- [Data extracts]:
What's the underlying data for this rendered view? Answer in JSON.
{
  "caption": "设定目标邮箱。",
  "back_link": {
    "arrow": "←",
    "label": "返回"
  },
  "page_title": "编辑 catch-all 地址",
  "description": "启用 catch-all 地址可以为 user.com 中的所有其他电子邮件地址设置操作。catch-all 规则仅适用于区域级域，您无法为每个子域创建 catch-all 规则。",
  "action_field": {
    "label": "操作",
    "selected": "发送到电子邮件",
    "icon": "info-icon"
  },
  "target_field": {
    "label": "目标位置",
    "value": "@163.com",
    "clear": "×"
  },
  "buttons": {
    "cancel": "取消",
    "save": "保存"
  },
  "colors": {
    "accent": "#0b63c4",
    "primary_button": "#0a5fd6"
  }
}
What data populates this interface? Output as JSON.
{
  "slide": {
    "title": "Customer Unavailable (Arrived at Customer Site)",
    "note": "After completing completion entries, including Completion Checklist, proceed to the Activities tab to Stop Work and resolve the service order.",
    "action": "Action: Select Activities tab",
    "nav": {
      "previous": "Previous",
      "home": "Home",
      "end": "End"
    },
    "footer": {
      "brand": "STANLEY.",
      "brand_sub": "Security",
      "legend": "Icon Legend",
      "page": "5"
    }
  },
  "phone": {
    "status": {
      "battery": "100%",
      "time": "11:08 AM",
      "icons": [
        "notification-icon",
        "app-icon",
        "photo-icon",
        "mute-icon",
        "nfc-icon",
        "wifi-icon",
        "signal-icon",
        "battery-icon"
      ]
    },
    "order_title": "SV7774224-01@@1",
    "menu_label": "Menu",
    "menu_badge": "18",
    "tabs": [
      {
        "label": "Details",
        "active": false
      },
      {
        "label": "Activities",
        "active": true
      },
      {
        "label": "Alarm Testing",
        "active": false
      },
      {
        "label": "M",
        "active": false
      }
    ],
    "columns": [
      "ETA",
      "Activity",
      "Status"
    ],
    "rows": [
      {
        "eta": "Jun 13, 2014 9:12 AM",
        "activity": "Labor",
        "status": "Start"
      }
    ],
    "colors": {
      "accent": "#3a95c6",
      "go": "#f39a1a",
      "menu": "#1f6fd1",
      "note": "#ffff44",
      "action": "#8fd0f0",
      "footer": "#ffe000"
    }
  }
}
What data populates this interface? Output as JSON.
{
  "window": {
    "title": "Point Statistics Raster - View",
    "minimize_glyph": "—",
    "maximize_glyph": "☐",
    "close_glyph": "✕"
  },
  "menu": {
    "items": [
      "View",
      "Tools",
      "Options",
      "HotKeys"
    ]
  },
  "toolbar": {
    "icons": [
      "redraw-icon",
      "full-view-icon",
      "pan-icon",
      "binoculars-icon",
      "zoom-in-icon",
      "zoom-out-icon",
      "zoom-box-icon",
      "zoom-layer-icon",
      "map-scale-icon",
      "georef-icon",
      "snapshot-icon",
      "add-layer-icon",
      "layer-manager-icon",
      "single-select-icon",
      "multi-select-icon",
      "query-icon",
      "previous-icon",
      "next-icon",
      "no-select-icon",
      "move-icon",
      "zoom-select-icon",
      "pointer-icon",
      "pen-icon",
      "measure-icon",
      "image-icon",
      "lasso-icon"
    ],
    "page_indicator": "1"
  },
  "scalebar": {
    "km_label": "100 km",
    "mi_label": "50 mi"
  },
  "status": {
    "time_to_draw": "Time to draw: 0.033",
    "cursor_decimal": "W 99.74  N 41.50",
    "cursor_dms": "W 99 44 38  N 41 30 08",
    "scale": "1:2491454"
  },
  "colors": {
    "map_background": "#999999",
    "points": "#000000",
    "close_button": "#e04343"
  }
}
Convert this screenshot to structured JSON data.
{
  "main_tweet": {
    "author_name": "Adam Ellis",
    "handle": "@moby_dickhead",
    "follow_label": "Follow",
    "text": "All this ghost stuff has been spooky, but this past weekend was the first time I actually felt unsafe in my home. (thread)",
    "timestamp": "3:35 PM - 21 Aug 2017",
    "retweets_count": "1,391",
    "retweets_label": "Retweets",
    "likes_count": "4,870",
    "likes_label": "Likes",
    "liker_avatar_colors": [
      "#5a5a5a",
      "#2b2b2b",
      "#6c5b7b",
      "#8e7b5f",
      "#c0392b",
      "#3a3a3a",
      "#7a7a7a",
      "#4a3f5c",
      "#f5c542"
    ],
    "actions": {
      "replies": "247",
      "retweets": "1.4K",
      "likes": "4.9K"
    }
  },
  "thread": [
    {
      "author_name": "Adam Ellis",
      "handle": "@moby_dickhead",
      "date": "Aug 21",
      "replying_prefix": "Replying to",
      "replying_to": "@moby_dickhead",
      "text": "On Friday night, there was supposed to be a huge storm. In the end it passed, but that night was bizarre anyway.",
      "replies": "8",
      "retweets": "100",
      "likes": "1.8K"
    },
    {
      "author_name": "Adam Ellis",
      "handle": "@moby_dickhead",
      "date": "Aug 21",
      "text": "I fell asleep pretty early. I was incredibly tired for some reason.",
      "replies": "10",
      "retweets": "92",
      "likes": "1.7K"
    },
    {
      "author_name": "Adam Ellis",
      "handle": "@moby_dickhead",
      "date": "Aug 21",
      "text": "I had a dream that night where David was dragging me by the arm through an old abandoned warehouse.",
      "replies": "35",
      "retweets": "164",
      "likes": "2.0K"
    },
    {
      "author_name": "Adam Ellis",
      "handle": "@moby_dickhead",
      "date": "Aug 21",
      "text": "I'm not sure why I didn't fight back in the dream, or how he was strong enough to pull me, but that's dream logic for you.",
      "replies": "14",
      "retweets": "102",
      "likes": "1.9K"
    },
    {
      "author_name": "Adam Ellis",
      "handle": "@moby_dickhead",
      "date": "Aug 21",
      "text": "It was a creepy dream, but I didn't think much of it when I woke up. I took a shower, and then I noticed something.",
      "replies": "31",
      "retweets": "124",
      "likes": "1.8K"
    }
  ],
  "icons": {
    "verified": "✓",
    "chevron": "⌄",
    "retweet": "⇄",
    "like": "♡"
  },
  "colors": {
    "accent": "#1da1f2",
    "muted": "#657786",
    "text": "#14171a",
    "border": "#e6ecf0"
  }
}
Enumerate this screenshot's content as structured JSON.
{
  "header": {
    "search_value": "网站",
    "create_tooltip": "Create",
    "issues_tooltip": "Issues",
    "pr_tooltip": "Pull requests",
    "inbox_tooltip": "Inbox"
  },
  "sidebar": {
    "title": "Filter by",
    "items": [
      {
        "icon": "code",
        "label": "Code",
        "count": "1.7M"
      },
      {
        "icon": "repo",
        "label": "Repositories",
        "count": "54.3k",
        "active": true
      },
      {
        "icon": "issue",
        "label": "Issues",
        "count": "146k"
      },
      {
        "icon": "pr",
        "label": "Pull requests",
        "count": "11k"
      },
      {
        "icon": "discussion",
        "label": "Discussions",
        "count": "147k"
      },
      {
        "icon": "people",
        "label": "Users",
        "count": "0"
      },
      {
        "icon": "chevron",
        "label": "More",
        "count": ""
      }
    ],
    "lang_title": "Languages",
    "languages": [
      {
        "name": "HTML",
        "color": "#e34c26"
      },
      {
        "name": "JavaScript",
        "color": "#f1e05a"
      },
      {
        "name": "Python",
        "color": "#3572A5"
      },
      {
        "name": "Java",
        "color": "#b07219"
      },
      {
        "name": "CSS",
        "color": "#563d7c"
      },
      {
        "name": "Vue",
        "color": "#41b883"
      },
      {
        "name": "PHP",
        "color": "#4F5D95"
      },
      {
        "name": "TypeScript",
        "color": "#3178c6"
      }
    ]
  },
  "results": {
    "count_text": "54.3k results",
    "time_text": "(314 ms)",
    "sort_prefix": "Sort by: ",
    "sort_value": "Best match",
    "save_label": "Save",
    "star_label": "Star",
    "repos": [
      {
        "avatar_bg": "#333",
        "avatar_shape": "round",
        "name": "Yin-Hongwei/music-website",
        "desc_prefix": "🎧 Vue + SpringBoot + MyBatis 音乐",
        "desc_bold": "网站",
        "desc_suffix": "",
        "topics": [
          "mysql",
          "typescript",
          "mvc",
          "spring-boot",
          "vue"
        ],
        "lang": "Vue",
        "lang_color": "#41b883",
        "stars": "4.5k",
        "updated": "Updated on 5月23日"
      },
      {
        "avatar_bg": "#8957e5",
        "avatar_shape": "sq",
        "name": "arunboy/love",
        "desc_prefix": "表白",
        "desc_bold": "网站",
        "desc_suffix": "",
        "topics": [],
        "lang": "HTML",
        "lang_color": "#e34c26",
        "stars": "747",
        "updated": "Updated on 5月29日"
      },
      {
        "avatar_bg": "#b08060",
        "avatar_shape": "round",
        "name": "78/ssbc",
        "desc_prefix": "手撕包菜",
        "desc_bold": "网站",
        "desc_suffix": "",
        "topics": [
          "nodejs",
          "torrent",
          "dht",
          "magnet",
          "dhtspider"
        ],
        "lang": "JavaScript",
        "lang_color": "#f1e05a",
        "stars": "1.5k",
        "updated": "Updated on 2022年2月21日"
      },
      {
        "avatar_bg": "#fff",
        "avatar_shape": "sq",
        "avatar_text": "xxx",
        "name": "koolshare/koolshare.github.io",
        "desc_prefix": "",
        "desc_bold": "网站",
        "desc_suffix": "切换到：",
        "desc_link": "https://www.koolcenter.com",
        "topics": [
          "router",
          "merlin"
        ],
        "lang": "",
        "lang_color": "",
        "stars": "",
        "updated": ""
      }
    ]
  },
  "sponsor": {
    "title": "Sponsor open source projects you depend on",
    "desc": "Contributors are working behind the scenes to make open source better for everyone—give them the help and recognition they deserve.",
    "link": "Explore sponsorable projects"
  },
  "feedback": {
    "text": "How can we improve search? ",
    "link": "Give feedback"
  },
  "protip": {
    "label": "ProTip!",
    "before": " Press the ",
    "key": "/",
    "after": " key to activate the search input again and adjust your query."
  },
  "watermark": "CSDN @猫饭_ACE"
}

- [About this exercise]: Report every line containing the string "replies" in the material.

- [Written answer]:
      "replies": "247",
      "replies": "8",
      "replies": "10",
      "replies": "35",
      "replies": "14",
      "replies": "31",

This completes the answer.